[Data entries]
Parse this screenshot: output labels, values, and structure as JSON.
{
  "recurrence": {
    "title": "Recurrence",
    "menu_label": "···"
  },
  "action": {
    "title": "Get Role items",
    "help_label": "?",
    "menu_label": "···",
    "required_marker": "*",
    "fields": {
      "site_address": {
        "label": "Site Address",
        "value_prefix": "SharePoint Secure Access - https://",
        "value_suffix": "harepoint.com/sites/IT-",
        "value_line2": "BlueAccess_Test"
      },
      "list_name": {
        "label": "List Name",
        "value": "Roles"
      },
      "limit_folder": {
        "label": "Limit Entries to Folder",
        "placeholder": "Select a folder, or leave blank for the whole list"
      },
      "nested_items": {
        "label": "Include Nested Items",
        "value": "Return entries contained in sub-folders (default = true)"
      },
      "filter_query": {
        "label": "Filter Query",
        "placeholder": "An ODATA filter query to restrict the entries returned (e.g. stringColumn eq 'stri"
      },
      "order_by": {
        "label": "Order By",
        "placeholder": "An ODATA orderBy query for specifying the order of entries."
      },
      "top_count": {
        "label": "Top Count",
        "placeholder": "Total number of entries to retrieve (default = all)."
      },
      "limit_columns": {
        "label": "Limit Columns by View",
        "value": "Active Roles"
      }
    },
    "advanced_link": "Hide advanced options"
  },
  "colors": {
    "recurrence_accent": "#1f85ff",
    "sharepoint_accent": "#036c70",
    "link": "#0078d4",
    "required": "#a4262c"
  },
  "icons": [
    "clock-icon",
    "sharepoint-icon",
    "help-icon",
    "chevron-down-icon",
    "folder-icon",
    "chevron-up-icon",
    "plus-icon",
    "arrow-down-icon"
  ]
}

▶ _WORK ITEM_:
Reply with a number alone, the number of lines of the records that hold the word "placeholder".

▶ _OUTPUT OF THE TASK_:
4